However, in rare cases, a lump that appears to be a lipoma may turn out to be a different type of tumor, such as a liposarcoma, which is a cancerous tumor of the fat cells. Liposarcomas are malignant and can invade surrounding tissues. It’s important to note that liposarcomas are rare, and the vast majority of lipomas are benign.
If you notice a new lump or growth, it’s essential to consult with a healthcare professional for a proper evaluation. They may recommend imaging studies, such as ultrasound or MRI, or perform a biopsy to determine the nature of the lump and whether it is benign or cancerous.
Dr Khaled Sadek recommends removing lipomas when you first notice them. This way you can reduce the complications associated with removing larger lipomas.
What is a liposarcoma?
A liposarcoma is a type of cancer that originates in the fat cells. It is a malignant tumor that can occur anywhere in the body where fat tissue is present. Liposarcomas are relatively rare, accounting for a small percentage of all soft tissue sarcomas.

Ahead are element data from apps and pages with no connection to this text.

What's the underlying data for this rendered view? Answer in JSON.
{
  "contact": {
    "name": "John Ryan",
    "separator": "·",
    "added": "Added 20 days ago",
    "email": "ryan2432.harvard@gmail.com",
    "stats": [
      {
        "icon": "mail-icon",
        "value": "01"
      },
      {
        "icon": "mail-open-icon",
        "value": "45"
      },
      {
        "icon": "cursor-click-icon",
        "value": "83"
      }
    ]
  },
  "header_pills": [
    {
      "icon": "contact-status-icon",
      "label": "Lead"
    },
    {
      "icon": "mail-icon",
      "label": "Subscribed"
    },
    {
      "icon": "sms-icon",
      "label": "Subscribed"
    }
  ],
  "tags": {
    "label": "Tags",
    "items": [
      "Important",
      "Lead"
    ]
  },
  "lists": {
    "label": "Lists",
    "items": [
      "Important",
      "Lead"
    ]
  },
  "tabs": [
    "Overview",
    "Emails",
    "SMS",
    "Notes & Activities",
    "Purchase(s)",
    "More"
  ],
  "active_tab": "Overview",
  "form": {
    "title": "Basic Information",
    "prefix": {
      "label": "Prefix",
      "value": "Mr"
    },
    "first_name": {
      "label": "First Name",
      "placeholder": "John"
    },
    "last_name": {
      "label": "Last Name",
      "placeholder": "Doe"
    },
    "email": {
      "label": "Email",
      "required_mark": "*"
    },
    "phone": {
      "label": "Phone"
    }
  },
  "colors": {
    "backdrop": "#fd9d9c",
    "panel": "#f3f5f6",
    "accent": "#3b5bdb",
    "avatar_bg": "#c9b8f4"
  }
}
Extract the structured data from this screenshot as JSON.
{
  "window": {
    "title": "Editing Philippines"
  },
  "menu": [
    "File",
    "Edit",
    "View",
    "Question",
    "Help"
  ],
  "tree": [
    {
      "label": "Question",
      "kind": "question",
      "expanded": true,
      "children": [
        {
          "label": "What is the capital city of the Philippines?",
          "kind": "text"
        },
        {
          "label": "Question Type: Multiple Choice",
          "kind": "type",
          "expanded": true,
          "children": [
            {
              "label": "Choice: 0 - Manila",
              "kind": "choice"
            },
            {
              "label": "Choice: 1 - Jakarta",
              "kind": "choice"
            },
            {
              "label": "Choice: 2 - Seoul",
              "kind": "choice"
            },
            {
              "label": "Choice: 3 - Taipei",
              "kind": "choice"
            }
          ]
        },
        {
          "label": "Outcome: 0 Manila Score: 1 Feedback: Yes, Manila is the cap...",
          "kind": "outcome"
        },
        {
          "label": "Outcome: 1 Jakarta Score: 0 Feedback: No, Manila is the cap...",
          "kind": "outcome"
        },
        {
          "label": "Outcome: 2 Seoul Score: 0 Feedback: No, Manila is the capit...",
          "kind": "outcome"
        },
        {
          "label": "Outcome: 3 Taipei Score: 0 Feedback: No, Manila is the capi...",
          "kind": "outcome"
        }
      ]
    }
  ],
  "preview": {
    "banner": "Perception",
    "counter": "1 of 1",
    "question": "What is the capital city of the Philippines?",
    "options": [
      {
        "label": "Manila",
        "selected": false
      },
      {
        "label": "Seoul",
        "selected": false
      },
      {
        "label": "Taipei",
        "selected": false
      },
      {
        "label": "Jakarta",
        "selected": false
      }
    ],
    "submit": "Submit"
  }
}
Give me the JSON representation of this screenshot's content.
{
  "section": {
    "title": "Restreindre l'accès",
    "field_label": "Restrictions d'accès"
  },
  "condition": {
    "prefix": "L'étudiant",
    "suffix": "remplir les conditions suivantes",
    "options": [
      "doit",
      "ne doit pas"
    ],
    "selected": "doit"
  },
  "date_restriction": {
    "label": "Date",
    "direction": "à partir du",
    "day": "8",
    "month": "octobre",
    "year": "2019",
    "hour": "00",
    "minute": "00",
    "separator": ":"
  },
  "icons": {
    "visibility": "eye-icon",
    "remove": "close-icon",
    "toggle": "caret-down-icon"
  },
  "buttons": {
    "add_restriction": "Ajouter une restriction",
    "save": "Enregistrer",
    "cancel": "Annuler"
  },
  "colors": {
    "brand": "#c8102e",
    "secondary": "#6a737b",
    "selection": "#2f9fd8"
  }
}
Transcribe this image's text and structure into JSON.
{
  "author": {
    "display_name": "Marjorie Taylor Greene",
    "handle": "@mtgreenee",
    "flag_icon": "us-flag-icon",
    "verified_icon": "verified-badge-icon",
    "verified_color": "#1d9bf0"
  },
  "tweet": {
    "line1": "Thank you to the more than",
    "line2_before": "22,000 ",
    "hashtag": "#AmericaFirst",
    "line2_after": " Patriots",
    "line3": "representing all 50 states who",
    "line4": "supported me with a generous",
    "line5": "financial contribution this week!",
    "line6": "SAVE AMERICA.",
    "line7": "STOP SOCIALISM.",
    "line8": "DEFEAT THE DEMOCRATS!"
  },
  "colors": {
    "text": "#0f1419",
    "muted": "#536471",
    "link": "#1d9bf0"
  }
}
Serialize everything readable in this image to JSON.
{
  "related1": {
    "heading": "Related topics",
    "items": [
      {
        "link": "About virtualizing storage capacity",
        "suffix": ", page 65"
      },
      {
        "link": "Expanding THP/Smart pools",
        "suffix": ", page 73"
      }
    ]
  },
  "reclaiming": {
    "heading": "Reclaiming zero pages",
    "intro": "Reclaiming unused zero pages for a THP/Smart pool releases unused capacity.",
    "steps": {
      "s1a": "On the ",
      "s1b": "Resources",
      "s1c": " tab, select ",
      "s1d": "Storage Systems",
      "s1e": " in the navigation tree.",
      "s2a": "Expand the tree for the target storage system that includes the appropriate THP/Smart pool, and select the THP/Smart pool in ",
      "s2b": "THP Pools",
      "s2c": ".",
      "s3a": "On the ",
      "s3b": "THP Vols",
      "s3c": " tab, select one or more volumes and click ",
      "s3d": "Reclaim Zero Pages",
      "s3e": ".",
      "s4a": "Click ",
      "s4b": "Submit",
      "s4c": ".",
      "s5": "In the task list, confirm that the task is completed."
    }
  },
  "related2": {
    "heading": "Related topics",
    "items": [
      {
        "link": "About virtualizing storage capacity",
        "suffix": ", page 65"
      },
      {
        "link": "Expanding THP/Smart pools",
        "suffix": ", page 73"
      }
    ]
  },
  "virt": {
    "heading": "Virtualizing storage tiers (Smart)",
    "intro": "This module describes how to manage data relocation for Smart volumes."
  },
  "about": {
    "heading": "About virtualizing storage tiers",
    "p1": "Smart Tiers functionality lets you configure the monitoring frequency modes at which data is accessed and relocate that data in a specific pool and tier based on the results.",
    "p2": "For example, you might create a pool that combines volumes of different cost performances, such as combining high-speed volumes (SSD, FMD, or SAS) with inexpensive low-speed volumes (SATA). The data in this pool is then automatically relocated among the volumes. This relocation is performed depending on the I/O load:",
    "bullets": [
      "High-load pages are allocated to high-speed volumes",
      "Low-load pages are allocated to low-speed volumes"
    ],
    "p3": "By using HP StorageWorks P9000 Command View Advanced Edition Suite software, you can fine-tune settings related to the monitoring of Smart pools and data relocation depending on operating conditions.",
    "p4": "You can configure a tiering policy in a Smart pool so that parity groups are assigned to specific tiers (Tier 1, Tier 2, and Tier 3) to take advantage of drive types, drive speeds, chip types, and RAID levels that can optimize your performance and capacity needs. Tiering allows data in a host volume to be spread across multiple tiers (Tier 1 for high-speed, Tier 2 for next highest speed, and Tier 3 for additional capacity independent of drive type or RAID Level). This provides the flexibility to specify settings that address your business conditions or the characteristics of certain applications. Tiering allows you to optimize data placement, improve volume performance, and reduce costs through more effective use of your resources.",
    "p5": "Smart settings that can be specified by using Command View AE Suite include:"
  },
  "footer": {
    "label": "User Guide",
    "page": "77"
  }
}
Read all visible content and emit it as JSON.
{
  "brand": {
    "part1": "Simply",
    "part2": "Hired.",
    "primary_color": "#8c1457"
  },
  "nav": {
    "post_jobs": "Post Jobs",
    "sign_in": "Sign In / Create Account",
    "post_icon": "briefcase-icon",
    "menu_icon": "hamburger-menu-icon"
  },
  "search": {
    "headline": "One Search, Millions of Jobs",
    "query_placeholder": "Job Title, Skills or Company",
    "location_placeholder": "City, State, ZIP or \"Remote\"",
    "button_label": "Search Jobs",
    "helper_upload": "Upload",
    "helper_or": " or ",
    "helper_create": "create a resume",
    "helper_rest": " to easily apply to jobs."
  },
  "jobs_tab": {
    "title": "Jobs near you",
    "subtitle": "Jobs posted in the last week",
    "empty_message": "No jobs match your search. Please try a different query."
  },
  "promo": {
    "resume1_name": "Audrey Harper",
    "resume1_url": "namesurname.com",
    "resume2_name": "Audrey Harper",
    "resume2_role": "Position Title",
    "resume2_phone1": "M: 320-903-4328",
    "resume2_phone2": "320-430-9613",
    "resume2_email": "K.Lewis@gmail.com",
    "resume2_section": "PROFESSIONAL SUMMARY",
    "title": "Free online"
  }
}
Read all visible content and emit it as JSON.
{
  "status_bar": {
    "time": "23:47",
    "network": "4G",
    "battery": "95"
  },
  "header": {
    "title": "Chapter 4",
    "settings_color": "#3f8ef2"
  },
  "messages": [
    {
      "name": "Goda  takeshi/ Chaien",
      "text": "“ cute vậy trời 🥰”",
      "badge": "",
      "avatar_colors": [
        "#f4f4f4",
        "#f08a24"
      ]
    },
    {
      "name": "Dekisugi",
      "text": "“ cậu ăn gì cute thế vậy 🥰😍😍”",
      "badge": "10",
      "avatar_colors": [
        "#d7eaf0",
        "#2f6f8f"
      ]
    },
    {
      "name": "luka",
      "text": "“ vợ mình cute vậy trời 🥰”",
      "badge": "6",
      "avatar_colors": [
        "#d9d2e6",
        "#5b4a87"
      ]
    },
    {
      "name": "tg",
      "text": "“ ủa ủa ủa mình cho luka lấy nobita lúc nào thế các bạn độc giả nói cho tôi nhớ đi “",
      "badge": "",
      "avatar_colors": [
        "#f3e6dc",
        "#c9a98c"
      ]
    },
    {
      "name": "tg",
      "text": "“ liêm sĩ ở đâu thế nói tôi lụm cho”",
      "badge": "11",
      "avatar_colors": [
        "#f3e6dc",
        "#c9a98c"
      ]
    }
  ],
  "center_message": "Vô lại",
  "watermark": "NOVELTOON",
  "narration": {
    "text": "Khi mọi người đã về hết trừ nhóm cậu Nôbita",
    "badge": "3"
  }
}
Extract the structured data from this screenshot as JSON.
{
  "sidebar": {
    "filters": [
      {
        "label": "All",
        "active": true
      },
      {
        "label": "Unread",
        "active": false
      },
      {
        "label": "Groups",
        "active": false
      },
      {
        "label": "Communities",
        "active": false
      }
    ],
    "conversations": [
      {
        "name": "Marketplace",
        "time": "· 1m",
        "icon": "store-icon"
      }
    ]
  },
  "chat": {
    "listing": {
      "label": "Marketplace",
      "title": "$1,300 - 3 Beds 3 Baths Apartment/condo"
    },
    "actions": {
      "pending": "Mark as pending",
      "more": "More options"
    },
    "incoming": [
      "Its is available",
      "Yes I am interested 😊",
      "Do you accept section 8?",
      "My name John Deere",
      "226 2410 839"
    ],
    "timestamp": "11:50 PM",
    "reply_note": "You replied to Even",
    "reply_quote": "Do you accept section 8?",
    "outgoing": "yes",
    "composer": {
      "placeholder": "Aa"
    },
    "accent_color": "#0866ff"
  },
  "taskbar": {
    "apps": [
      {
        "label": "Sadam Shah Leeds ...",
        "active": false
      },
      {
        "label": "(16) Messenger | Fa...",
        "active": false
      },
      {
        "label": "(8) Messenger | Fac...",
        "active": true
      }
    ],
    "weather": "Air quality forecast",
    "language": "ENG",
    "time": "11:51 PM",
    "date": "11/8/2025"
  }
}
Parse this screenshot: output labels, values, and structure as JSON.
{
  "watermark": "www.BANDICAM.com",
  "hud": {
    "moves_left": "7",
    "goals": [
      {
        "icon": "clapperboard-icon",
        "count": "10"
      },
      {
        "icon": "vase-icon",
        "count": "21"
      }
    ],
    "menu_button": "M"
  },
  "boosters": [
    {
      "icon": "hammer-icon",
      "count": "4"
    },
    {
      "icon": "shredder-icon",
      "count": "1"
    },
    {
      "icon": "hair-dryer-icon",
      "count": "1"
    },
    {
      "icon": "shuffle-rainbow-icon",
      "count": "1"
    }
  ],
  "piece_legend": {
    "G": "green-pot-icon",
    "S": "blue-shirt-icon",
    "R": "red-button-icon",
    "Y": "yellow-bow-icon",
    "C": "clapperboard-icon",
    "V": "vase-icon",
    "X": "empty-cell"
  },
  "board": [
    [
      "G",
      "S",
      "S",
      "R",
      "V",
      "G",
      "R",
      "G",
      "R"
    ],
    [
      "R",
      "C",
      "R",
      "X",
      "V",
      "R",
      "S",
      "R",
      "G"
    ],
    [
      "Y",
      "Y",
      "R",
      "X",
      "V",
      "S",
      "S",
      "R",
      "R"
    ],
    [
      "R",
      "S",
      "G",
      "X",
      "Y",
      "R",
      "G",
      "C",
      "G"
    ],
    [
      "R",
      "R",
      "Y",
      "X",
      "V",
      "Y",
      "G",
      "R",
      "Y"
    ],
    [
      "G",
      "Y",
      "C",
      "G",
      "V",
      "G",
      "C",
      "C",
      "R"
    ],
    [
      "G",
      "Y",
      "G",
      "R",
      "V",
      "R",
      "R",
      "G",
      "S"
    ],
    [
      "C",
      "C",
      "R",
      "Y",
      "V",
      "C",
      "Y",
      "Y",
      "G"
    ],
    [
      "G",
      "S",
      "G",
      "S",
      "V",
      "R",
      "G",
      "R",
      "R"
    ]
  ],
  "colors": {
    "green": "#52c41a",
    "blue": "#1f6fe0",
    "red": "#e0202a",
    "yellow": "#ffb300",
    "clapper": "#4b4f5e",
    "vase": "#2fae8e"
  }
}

There are several subtypes of liposarcoma, each with its own characteristics. The main types include:
Well-differentiated liposarcoma (WDLPS): This subtype tends to grow slowly and may resemble normal fat tissue. While it has the potential to recur, it generally has a more favorable prognosis compared to other subtypes.
Dedifferentiated liposarcoma (DDLPS): This type is more aggressive than well-differentiated liposarcoma. It often develops from a pre-existing well-differentiated liposarcoma and is characterized by the presence of more undifferentiated cells.
Myxoid liposarcoma: This subtype is more common in the extremities and has a characteristic appearance under the microscope. It tends to occur in younger individuals and has a relatively better prognosis compared to some other subtypes.
Pleomorphic liposarcoma: This is the least common subtype and is characterized by a lack of the specific features seen in other subtypes. It tends to be more aggressive and has a less favorable prognosis.
The exact cause of liposarcomas is not well understood, but certain genetic and chromosomal abnormalities have been associated with these tumors. Treatment typically involves surgery to remove the tumor, and in some cases, additional treatments such as radiation therapy or chemotherapy may be recommended.
The prognosis for liposarcomas can vary depending on the subtype, location, size, and stage at the time of diagnosis. It’s important for individuals with a suspected liposarcoma to consult with a healthcare professional for a comprehensive evaluation and to discuss the most appropriate treatment plan for their specific situation.